On paper, it seems a really funny, if mildly overstuffed, movie. So why, then, do I find myself feeling not totally into it, for lack of a better phrase? Why did it fall just a little flat? Honestly, I’m not fully sure. It’s a funny movie—Waititi’s a genius with a clever script, this cannot be stated enough. Each of the individual set pieces are stunning, especially the hedonistic Sakaar, from its Hulk-green explosive powders to the mile-tall fireworks hologram of Jeff Goldblum. (Which every sci-fi film would be improved by, let’s be honest.)
But in trying to move forward, this film felt like it left too much behind. Sure, now the series has had some new and sorely needed life breathed back into it, but did it have to come at the expense of almost everything familiar? The killing of the Warriors Three, Thor’s brothers-in-arms, in an almost absurdly quick and flippant manner for supposedly important characters, is definitely symbolic here—and I’m not the only one who noticed. Honestly, the entire movie felt like it was trying to scrub itself of its past. Gone is Thor’s trademark hammer, his long hair, his comrades… By the end of this film, Thor, Loki, and Heimdall (Idris Elba) are the only named characters from the original movie still alive.
And as much as this new movie is a crazy careening bucket of fun, honestly, it doesn’t feel like Thor. It’s Guardians of the Galaxy meets Star Wars—is the alcoholic smuggler Han Solo or Valkyrie?—for Thor, Loki, and company, from giant blasters to family squabbles turned galactic to high-speed chases in spaceships. When it tries to actually focus on the Asgardian plot, it’s noticeably weaker. Hela was retconned in as their never-before-mentioned sister so aggressively that it’s hard to take seriously. When she walks into the palace’s treasure vault, casting aside items we’ve seen on these pedestals previously as fake and worthless, it’s like the film is talking to its own history. And when Thor and Loki induce Ragnarok, the “doom of the gods” and the end of everything, to destroy Asgard itself and start anew, it’s a giant flaming metaphor with a sword.

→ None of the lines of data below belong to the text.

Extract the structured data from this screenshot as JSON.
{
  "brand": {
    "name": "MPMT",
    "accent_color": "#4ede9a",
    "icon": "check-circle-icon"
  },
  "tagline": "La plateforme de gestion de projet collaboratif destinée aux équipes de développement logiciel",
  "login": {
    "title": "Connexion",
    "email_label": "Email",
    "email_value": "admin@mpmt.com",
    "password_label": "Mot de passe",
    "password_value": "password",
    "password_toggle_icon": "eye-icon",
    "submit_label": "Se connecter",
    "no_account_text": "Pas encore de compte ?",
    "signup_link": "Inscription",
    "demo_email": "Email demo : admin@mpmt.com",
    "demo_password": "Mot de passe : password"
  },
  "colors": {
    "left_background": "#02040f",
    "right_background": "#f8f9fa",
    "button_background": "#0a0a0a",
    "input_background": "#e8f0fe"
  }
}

Don’t take this the wrong way. I really enjoyed watching the movie. I was cackling in my seat at most of the dialogue. The character motivations were all fairly logical, and I can’t really point to a single significant flaw in the film at all. It’s just something about the vibe. It didn’t feel like the campy pseudo-Shakespearean melodrama I’ve come to expect from the Thor franchise. It felt like the awkward teenage lovechild of high fantasy and deep sci-fi. But, very funny. And hey, anything’s better than Thor: The Dark World.